But we’re not out of the woods yet.
We are facing one of the most serious public health emergencies our country has ever seen.
And if we left restrictions too quickly, we could lose all the progress we’ve made.
Although the trends are encouraging, we must remain careful.
And in some places, especially in long-term care facilities, there is still a lot we need to do.
But, as I said before, each of us will decide what happens next.
How many new cases there will be.
How many families will be in mourning.
And whether our health care system will hold up.
All of this is up to all of us.
The good news is that people are doing the right thing to protect one another.
But we have to keep it up.
Keep staying at home.
Go grocery shopping only once a week or less.
Stay two metres away from others.
And follow public health guidelines.
We will soon be releasing all of the shared principles on restarting the economy, which the federal, provincial, and territorial governments have agreed on.

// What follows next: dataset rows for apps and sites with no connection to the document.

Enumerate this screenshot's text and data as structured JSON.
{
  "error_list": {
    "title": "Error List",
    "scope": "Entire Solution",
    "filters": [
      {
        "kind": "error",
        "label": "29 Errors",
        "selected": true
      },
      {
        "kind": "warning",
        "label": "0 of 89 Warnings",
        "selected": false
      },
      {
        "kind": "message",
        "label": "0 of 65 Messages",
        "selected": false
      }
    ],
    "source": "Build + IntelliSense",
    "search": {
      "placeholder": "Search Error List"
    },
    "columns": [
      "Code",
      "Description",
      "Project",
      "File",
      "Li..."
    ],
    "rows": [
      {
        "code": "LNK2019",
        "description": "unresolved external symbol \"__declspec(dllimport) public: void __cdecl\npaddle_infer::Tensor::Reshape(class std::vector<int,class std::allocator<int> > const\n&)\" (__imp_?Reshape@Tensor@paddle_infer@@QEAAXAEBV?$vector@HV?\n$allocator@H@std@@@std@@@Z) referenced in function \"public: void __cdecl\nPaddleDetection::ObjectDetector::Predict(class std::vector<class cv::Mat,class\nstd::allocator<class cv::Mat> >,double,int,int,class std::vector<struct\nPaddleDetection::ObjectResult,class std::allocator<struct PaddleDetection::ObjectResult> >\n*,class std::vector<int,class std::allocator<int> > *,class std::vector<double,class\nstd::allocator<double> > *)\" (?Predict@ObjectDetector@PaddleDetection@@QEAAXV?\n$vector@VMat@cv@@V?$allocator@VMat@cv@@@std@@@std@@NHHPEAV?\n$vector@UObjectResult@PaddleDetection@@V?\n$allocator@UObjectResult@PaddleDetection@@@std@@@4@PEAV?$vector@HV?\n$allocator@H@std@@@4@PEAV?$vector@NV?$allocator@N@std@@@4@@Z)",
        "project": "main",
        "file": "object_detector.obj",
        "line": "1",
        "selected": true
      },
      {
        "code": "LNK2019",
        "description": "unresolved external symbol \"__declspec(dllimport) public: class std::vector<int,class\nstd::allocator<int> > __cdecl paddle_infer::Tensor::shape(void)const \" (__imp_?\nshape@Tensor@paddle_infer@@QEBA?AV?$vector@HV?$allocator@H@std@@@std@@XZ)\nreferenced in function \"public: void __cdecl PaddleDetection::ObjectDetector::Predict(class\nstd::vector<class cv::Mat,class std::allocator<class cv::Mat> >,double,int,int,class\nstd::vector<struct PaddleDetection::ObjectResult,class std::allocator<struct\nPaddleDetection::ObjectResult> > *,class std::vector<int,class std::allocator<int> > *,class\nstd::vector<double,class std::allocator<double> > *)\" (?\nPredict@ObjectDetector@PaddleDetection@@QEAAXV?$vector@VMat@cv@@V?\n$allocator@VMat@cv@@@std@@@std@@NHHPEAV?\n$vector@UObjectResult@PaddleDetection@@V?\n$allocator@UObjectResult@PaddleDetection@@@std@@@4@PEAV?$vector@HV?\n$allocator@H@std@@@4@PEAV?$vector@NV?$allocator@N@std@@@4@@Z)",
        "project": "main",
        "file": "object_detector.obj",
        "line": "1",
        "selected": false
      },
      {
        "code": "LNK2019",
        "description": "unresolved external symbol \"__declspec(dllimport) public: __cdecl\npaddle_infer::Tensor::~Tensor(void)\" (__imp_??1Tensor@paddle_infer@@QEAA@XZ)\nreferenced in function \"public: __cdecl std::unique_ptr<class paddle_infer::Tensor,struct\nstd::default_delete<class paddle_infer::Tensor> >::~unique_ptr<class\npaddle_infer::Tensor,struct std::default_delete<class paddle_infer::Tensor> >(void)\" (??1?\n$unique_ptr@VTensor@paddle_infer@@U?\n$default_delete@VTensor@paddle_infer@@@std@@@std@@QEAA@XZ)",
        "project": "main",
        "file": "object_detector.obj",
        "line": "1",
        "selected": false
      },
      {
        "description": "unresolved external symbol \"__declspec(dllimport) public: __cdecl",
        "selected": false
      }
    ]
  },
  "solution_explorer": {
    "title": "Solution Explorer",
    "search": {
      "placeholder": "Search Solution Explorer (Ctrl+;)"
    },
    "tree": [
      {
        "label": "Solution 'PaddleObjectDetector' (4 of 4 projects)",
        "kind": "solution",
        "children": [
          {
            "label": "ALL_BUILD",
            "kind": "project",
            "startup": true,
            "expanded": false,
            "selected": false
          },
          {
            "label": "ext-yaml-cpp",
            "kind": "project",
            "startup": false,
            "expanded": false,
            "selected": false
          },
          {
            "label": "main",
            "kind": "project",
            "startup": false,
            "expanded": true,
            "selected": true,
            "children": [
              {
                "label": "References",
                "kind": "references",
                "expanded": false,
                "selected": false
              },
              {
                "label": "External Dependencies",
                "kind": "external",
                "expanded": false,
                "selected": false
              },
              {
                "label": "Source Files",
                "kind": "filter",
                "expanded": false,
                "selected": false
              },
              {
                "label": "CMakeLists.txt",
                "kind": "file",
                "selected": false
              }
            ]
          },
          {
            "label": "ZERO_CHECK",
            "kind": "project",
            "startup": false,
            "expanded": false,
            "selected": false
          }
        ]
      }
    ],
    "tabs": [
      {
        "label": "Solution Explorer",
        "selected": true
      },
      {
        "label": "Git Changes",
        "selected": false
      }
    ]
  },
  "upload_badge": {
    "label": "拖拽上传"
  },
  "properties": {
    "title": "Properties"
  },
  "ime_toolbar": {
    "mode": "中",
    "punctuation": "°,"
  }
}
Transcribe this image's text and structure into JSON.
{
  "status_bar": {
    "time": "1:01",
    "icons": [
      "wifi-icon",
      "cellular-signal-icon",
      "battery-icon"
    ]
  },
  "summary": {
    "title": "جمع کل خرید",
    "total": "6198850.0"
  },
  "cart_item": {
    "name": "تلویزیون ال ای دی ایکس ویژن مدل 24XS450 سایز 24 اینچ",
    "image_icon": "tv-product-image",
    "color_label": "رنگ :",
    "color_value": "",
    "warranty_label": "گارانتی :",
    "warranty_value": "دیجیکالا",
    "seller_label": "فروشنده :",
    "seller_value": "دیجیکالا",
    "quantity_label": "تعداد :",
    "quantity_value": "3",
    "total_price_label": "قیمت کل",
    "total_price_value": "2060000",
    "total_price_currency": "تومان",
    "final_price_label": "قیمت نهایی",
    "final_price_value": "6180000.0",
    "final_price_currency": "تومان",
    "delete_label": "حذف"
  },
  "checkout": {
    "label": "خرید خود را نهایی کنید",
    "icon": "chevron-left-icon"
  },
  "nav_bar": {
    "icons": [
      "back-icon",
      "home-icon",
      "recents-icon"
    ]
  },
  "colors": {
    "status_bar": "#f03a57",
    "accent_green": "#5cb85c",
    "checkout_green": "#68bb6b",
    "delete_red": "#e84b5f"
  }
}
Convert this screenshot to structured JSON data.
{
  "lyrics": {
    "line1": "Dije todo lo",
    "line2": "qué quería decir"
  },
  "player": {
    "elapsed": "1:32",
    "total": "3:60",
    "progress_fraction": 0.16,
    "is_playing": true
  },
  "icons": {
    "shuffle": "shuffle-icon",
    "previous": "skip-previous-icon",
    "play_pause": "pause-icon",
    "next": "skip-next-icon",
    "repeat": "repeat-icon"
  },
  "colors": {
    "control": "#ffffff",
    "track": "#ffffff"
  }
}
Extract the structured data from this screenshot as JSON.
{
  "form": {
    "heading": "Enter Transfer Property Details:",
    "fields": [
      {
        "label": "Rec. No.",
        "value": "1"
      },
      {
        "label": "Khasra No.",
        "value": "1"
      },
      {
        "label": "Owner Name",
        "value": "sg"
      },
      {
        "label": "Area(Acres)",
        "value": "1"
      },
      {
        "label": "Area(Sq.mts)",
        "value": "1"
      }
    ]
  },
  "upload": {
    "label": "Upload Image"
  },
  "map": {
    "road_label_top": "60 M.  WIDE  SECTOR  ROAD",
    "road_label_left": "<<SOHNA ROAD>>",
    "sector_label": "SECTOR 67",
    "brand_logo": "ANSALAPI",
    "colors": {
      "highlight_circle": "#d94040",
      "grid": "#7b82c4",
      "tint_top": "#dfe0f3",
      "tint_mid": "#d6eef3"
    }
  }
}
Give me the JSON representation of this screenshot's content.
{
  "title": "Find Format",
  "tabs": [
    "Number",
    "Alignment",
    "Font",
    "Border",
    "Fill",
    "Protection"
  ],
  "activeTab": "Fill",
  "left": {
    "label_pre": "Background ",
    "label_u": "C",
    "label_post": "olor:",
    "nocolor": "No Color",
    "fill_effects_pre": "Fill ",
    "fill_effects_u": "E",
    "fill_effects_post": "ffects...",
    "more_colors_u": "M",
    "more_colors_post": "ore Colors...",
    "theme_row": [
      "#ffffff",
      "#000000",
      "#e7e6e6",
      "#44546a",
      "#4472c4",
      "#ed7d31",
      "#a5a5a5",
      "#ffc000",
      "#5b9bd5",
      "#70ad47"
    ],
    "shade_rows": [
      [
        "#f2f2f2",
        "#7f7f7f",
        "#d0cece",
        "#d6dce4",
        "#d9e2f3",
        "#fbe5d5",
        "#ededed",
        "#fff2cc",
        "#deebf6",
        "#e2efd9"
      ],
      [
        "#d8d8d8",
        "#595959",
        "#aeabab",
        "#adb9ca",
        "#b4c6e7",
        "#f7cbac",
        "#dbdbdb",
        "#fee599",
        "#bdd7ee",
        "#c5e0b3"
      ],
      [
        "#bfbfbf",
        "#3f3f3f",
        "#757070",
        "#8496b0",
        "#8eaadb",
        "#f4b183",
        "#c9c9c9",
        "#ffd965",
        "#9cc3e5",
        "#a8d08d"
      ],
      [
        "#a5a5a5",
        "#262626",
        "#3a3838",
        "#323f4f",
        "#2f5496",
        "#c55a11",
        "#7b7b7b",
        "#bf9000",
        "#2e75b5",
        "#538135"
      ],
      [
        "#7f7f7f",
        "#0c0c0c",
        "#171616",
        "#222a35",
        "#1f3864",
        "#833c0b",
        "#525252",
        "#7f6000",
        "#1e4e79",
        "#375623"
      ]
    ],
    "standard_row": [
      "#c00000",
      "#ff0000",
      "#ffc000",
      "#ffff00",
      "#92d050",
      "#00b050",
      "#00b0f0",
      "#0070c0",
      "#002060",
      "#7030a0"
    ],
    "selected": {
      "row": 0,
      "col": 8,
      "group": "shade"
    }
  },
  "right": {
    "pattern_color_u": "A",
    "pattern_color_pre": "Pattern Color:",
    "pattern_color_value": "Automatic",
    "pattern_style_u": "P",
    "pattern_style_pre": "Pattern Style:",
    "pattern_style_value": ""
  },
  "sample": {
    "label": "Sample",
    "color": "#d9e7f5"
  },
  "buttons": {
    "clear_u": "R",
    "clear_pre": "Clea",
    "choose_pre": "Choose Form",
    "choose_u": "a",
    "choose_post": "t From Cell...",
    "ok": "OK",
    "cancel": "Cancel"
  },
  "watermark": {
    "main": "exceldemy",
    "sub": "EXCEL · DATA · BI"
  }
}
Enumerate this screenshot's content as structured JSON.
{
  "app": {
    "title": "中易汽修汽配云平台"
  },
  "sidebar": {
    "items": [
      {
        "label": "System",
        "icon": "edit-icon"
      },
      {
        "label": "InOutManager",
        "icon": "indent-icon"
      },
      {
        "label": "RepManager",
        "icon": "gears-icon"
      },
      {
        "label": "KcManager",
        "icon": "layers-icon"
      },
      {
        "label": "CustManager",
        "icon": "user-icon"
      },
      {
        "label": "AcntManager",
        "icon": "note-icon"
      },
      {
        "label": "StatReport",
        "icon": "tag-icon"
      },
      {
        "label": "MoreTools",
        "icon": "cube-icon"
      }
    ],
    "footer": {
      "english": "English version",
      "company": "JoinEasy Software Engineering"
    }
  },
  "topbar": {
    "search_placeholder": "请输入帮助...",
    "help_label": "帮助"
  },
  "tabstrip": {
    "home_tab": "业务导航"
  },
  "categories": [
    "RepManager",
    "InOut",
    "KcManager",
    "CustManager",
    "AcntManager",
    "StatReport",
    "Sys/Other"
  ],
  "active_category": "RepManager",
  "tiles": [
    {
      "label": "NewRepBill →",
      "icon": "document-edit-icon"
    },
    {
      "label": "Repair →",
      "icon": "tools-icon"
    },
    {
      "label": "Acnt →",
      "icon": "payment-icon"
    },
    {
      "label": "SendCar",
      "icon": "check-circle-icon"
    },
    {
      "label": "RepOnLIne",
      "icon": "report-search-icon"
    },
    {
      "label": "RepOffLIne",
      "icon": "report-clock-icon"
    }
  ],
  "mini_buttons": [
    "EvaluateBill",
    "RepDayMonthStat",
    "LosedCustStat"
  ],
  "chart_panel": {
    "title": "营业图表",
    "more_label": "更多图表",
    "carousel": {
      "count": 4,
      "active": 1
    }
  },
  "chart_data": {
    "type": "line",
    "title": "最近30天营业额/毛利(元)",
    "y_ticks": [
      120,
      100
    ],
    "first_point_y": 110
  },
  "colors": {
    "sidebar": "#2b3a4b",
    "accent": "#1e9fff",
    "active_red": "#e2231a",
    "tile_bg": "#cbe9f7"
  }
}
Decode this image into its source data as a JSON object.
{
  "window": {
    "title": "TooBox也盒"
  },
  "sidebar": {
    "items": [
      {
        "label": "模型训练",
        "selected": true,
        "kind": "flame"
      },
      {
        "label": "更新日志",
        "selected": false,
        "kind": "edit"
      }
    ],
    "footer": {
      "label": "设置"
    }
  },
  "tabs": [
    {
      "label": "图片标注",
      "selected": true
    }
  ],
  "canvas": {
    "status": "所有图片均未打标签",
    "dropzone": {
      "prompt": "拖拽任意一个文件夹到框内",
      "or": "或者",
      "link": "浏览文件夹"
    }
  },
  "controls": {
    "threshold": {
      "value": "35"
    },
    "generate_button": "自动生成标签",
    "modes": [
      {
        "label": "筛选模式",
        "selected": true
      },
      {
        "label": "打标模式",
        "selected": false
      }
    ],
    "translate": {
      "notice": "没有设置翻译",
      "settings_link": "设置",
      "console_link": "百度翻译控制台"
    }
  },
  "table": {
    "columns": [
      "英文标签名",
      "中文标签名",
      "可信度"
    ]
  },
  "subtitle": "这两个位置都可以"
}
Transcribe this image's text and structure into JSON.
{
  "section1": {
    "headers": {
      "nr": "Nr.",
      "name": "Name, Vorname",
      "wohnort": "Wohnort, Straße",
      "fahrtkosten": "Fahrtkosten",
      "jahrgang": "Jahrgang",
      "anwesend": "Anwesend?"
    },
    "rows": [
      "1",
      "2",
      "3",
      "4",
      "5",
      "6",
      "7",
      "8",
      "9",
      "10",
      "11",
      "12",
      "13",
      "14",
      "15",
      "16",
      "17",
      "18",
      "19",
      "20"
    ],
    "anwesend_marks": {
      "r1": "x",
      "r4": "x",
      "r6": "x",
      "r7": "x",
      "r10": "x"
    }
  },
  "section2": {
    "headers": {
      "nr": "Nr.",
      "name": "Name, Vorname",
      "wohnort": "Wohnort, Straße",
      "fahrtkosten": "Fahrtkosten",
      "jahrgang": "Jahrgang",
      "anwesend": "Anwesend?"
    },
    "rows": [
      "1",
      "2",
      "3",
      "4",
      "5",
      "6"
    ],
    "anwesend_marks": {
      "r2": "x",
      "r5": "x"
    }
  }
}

These principles establish the conditions that must be in place before we can start lifting restrictions.
For example, there must be sufficient COVID-19 testing and tracing capacity to allow us to control the spread, and that’s why we’re increasing testing and putting the necessary tools in place as quickly as possible.
There must be specific measures and equipment in place to protect you at work.
And for certain groups that are especially vulnerable, like seniors and those living in long-term care facilities, stricter measures will have to stay in place longer.
Our priority is keeping Canadians safe as life starts getting back to normal.
Today, I also want to provide an update on personal protective equipment, which, along with physical distancing, is key to keeping people safe.
Every few days, we receive new deliveries of vital supplies for our front line workers.
This week, we will be shipping over six million surgical masks to the provinces and territories.
More than 100,000 face shields that we ordered from Bauer and Toronto Stamp are also ready, and will be shipped out soon with more on the way.
Everyone deserves to be safe on the job.
Indeed, on this National Day of Mourning, we remember those who died, were injured, or fell ill because of their work.
And this year, we pay tribute to the thousands of front line workers across the country who deserve not just our thanks, but our support.
Today, I also want to update you on the personal protective equipment that protects front line workers.
We are receiving shipments and deliveries of medical equipment several times a week.
This week, we will be sending over six million surgical masks to the provinces and territories.
The more than 100,000 face shields we ordered from Bauer and Toronto Stamp are also ready and will be sent very shortly.
Everyone deserves to be safe at work.
On this National Day of Mourning, we remember those who died, were hurt, or became ill while performing their duties.
And this year, we salute our front line workers all across the country: they deserve not only our thanks, but also our support.
I also want to remind everyone that businesses that need the emergency wage subsidy can now apply.
Over 44,000 businesses have applied online since yesterday.
To get through this, we must work together, and we must stay united. Now more than ever, we have to stand up against discrimination and division.
There is no place for racism against Asian Canadians in our neighbourhoods. There is no place for antisemitism, which B’nai Brith Canada’s report found to be on the rise, in our communities.
Because hatred of any sort has no place in Canada.
Today, and every day, we are stronger together.